The proprietors of Rad Range Training and Events Center ultimately approached the commissioners on Monday in order to dispute the claims of excessive noise that their critics had previously shared with the county’s governing board.
Rad’s owners, who were joined by an entourage of well wishers and patrons, availed themselves of a designated public comment period to address the commissioners. Under the board’s longstanding policy, only three of the range’s defenders were able to get any words in that evening. Yet, their collective statements seemed to hit the mark with the board’s chairman, John Paisley, Jr., who suggested as much after the comment period.
Among those who addressed the commissioners on Monday was Rudy Cartassi, who owns and operates Rad Range with his business partner David Simmons.
Cartassi, who is also a candidate for the board of commissioners in next month’s Republican primary, provided the board’s current members with some decibel readings which he said confirm that the volume of his operation isn’t excessive. He also directed the board to a state statute that he said exempts his business from the county’s noise ordinance.
Cartassi went on to appeal to the commissioners on behalf of all the gun owners who frequent his business and the others like it that dot the unincorporated areas of Alamance County.
“We have over 150 paying members,” he said. “People have a right to shoot in the county because we can’t shoot in the city, and we have to protect that right.”
The commissioners heard a similar invocation of personal liberties from area resident David Murphy, who urged the county’s elected leaders not to intrude on those rights through noise regulations.
“I’ve got several people around me who shoot on a regular basis,” Murphy acknowledged, “and I would never complain to the county under a noise ordinance. Why? Because it sounds like freedom to me!”
Rad Range also received a vote of confidence from Richard Clark, who identified himself as the closest neighbor to this venue’s grounds off of Jim Barnwell Road in the northern part of the county.

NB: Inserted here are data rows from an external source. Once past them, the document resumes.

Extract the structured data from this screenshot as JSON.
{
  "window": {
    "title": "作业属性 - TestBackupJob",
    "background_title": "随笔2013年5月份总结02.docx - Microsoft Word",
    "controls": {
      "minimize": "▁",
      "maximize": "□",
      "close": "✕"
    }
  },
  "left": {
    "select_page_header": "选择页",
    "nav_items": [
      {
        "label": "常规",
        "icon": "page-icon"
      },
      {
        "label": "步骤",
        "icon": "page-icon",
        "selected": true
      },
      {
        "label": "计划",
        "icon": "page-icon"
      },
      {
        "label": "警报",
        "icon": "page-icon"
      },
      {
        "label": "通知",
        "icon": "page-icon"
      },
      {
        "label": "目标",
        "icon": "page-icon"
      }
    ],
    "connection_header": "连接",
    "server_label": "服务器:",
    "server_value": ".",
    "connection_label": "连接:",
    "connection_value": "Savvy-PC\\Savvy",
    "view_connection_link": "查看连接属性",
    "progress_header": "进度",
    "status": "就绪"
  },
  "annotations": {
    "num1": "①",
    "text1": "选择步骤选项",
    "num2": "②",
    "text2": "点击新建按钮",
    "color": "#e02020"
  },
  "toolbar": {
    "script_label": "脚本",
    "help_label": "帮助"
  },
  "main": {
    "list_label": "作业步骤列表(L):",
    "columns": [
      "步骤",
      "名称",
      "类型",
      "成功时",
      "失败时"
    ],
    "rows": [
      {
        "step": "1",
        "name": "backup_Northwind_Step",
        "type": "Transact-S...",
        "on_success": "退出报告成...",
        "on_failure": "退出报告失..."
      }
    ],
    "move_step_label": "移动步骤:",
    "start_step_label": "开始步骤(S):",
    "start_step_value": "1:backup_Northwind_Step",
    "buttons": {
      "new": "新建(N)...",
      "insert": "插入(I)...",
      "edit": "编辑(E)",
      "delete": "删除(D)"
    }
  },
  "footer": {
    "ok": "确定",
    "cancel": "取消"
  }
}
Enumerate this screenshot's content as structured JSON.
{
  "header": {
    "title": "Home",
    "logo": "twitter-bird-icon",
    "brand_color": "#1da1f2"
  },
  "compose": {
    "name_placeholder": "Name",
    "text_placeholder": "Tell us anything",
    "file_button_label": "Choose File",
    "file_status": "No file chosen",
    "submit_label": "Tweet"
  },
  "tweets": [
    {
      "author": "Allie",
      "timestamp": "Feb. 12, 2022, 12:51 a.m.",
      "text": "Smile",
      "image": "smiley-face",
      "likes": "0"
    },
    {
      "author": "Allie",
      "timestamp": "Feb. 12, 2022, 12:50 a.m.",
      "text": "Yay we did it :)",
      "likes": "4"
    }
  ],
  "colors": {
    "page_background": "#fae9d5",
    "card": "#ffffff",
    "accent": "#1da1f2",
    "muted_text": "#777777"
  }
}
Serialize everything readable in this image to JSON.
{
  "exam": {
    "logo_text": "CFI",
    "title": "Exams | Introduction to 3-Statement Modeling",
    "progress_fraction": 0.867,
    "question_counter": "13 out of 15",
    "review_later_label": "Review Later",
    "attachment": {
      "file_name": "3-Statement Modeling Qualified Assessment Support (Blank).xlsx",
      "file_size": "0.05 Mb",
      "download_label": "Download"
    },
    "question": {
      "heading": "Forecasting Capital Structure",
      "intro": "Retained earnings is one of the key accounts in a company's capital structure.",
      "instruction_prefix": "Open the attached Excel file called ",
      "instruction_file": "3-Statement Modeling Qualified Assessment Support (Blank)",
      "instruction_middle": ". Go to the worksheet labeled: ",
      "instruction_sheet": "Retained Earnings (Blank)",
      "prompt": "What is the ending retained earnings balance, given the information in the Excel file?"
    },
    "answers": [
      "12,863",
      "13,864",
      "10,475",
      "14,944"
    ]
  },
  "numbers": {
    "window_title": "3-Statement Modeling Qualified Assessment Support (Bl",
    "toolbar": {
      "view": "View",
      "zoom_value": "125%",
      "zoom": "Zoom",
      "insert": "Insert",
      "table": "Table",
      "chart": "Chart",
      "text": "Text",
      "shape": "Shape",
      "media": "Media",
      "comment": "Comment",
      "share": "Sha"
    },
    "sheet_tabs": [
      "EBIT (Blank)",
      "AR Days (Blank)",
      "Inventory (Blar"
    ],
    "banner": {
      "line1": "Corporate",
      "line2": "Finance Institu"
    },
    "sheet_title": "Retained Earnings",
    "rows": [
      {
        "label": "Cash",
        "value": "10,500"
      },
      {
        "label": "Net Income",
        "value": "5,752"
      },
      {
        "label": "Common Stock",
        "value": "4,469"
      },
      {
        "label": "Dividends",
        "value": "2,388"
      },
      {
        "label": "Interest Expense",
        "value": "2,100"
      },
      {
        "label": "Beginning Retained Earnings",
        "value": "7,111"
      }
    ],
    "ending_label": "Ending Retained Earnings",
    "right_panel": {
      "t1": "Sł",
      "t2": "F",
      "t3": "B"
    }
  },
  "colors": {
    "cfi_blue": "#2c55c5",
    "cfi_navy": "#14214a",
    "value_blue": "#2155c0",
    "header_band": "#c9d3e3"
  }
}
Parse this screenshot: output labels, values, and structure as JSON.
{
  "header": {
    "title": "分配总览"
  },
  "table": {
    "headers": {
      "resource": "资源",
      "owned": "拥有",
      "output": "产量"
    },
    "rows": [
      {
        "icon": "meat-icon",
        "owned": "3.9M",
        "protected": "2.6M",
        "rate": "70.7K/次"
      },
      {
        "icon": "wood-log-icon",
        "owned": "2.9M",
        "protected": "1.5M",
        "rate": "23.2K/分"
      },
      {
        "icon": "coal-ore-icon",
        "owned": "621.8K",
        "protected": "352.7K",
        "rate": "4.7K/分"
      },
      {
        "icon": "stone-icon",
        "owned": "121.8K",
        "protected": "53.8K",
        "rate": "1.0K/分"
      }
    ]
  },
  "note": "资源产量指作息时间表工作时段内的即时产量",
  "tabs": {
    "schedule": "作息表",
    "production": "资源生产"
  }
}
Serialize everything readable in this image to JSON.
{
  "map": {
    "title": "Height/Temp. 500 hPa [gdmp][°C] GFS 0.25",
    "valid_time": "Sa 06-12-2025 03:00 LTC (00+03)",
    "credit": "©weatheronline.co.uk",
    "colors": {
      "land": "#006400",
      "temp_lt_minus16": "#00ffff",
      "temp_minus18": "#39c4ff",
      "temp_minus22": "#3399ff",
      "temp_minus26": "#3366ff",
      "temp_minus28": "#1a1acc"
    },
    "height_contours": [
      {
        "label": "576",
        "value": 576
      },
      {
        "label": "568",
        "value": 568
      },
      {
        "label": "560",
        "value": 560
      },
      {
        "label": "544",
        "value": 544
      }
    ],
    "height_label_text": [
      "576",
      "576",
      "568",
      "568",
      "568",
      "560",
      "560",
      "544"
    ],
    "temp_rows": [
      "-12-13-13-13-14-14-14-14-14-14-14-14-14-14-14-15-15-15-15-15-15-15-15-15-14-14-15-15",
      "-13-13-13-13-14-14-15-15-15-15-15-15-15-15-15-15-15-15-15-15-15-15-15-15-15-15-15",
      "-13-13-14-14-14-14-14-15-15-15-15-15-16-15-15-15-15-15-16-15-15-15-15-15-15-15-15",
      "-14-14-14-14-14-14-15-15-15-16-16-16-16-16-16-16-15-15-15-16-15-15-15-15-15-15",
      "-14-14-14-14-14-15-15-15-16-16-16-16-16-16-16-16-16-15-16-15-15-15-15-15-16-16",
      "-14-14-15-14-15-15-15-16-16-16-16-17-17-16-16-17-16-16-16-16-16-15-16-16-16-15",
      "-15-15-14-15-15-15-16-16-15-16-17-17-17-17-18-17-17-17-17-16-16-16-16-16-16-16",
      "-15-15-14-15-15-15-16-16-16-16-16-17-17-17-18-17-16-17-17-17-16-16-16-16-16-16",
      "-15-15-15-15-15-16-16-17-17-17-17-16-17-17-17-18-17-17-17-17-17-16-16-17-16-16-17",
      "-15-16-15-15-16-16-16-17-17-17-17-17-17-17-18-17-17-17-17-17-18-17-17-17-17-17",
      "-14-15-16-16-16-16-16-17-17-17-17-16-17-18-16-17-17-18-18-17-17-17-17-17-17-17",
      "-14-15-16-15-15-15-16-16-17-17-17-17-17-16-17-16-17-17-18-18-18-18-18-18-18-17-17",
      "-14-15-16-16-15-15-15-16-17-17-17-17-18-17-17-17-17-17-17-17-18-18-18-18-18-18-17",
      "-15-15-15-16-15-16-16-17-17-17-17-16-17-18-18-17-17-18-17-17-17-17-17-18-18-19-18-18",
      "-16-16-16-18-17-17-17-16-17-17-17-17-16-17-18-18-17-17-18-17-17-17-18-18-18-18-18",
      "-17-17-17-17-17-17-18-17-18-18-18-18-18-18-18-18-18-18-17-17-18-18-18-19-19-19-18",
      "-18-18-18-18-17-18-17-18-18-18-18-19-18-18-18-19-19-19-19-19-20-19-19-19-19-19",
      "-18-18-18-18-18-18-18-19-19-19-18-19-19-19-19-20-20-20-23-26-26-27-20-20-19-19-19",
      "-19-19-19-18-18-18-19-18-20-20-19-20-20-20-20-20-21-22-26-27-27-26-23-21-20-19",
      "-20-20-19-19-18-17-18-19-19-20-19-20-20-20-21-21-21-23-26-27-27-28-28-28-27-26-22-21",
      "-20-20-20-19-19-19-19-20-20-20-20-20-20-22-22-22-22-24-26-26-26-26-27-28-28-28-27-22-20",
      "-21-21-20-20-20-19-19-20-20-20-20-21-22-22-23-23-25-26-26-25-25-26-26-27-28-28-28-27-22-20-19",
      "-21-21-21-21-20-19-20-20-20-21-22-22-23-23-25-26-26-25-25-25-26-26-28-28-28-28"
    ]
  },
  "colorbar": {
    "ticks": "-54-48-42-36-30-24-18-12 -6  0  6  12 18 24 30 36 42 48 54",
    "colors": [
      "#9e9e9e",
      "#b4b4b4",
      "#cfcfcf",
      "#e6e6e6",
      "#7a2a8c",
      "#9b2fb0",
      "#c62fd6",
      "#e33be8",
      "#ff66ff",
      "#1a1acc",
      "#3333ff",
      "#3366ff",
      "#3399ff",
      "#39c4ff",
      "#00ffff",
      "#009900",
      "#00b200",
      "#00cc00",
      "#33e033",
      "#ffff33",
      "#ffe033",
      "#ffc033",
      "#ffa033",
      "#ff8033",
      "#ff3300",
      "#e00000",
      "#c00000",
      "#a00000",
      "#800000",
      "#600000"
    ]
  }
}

Clark offered himself up as something of an authority on noise readings, and informed the commissioners that he has even obtained a patent for a hearing test that he has developed.
“My hearing has always been important to me,” he added, “At my shop, which is the closest building to the [gun range’s] targets, there isn’t anything [in terms of noise] that’s going to hurt anybody.”